Transform has published its response to Transport Scotland’s impact assessment of its National Transport Strategy Delivery Plan, noting that the timing of this to be “unusual and unfortunate”, and raising concern regarding the absence of a Strategic Environmental Assessment (SEA) of the Plan.
We welcome the human rights approach embodied in the document, and fully support the stated commitment to adopt a legal framework that protects the rights of individuals and advances equality of opportunity. However, “we feel that the NTS2 Delivery Plan falls somewhat short of that ambition. Transport policy and proposed delivery in Scotland remains significantly skewed towards those that have wealth, assets and an existing high quality of mobility. The balance of spend, both through capital investment and revenue support, while paying lip service to the hierarchy of investment remains stubbornly fixated on a high carbon and largely exclusive transport system. This needs to change if Transport Scotland is to become an active agent for a just transition.”
Our response states that“The point of impact assessments, particularly on those groups with protected characteristics, is to inform policy development and correct any undue bias or inadvertent discrimination before adoption of the policy. To undertake impact assessments after adoption and publication of the policy or plan is a missed opportunity and could lead to the acceptance of a flawed approach or policy in practice when earlier efforts to undertake the impact assessments would have resulted in a more considered understanding of the likely impacts.” Impact assessments should instead be carried out before, or at least in parallel with, the development of policies and plans.
With regard to SEA, Transform’s response “consider[s] it an imperative that all strategic transport policies and interventions now require an SEA and would encourage Transport Scotland to undertake one either in retrospect (as per the current impact assessments) or certainly at the next iteration of the Delivery Plan.”
Our response goes on to consider climate change, air pollution, and the affordability, accessibility and availability of public transport. It makes a number of practical suggestions for action, including:
- That every local authority should be encouraged to adopt mobility share schemes that cater for a range of incomes and cycling abilities which do not depend on the ability to pay.
- The widespread adoption of a uniform and consistent modelling tool such as SCATTER, with specific proposals to reduce carbon inequalities in transport provision.
- The Scottish Government to bring its pollution limits in line with the World Health Organization, following the dramatic world-first coroner’s ruling that the death of 9-year-old, Ella Kissi-Debrah, was caused by air pollution.
- The acceleration of efforts to decarbonise all modes of travel including bus, rail, ferry and air travel, with clear action plans, and target dates accelerated for the decarbonisation of each mode.
- Whilst commending the Scottish Government’s decision to introduce free bus travel for the under-22s, for it to also consider wider application of free public transport schemes in certain circumstances, in particular linked to poverty allieviation interventions.
- The introduction of a national smart ticketing system available to all, building on the success of the multi-modal transport passes issued to COP26 delegates.

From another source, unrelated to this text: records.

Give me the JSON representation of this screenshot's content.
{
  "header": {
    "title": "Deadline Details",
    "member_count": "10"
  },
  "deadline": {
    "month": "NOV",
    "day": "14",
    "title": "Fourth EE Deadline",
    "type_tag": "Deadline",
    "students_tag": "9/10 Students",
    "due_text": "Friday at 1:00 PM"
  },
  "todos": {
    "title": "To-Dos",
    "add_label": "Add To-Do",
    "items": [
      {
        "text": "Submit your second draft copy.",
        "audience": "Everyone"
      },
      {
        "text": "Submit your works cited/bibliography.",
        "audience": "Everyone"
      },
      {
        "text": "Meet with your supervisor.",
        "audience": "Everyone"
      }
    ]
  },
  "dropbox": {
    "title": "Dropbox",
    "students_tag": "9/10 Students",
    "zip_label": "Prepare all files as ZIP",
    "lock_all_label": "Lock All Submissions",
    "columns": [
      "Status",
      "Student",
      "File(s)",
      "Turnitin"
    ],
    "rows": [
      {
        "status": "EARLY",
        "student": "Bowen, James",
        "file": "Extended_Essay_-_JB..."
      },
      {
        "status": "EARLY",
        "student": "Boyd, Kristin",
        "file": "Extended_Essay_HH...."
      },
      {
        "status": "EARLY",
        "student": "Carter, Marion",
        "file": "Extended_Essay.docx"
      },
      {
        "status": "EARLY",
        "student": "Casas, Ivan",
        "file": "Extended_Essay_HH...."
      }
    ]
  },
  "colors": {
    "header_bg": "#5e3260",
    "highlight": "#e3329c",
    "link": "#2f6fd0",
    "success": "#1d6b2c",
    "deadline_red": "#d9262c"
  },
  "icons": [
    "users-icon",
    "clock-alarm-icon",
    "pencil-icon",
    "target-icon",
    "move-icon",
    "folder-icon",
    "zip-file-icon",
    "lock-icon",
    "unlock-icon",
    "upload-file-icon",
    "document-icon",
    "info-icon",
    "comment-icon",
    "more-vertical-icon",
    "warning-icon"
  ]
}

- The establishment of a ‘Fair Transport Commission’ to build on the work of the Fair Work Commissions around the country and working with the proposed Future of Transport Forum. One of the key tasks of the Fair Transport Commission and the Future of Transport Forum would be to set minimum standards for the availability of transport to all communities across the country.